It was June 2009 and myself and members of the 34th Fighter Squadron “Rude Rams” at Hill AFB Utah had just finished our night flight training over the UTTR (Utah Test and Training Range) due west of Salt Lake City. As we exited the range our sister squadron the 421st Fighter Squadron “Black Widows,” also from Hill AFB, were entering the range for their training time. It was about ten o’clock at night.

Shortly thereafter, during our debriefings that evening, we learned of the horrible news. The 421st had lost a pilot and an aircraft over the range.

It was discovered that Capt. George “Ice” Houghton had perished, he was 28 years old at the time. Later, the accident investigation revealed that Ice was attempting a fairly routine high angle strafe pass at the time of the accident.

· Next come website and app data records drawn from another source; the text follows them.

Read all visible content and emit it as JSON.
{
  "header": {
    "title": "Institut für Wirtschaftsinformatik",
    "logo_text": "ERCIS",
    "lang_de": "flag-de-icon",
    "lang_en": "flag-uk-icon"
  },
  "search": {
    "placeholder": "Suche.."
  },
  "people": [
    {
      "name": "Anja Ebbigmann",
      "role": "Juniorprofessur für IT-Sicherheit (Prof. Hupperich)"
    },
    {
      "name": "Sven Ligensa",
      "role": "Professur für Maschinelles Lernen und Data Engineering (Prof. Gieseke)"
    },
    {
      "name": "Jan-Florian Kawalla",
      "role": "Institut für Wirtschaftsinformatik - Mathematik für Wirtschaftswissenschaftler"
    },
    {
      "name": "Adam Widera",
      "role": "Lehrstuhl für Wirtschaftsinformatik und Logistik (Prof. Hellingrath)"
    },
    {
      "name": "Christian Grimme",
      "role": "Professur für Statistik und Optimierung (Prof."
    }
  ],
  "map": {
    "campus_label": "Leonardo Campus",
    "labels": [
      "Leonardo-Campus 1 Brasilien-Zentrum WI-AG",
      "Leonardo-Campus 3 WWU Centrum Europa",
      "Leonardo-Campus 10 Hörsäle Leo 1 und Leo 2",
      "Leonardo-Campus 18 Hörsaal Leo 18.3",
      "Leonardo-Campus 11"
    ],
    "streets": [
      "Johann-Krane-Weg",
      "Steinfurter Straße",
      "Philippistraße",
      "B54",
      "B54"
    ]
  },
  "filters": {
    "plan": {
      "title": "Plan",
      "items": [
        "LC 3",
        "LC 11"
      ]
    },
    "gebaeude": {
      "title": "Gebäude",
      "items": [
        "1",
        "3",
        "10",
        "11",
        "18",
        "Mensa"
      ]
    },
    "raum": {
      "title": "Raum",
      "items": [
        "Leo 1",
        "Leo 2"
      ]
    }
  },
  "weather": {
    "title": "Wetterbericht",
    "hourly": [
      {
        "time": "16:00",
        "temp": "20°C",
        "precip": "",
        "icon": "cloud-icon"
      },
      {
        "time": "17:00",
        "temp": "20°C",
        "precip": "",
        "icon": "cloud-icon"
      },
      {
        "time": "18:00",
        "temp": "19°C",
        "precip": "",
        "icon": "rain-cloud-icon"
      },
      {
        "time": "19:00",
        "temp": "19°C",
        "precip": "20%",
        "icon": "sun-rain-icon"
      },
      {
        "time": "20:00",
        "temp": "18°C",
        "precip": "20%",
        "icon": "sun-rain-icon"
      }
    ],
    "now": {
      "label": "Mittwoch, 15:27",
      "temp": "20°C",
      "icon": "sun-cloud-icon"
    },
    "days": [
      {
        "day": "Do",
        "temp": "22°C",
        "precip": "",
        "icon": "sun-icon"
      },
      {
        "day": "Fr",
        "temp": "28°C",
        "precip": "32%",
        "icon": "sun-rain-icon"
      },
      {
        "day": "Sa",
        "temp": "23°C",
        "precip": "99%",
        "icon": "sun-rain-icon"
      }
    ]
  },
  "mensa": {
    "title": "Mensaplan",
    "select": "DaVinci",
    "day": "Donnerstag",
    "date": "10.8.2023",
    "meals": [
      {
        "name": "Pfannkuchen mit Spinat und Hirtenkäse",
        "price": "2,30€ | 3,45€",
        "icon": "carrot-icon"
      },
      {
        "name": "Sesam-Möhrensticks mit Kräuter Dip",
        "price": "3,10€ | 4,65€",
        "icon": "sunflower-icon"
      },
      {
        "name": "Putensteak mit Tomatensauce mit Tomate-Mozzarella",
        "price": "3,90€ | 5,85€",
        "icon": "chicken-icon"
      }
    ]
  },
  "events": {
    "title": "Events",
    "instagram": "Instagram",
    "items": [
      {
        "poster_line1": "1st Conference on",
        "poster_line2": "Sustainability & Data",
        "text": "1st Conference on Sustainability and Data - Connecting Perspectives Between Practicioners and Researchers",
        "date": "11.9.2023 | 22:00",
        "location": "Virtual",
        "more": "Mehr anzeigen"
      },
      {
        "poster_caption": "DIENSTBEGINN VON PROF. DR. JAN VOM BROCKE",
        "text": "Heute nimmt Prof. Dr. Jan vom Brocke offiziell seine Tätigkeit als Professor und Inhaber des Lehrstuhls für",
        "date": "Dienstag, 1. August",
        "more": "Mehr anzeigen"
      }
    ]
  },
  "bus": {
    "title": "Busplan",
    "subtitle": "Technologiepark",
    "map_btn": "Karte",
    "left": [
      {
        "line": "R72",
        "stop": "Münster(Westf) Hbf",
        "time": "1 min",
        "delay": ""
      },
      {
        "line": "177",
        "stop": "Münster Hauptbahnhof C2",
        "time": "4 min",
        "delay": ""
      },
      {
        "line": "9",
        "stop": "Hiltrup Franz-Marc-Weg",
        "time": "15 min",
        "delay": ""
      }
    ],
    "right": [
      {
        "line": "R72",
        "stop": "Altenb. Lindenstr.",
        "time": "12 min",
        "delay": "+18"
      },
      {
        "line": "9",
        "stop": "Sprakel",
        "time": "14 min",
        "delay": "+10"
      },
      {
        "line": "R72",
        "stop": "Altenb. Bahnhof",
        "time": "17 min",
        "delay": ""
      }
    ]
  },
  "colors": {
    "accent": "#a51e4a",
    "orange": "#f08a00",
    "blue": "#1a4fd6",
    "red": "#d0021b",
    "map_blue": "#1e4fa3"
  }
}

He was wearing NVGs as we all did, and pointed the nose of the aircraft down steeply, accelerated to over 450 knots and executed a textbook night strafe attack.

What he didn’t do, was pull up in time.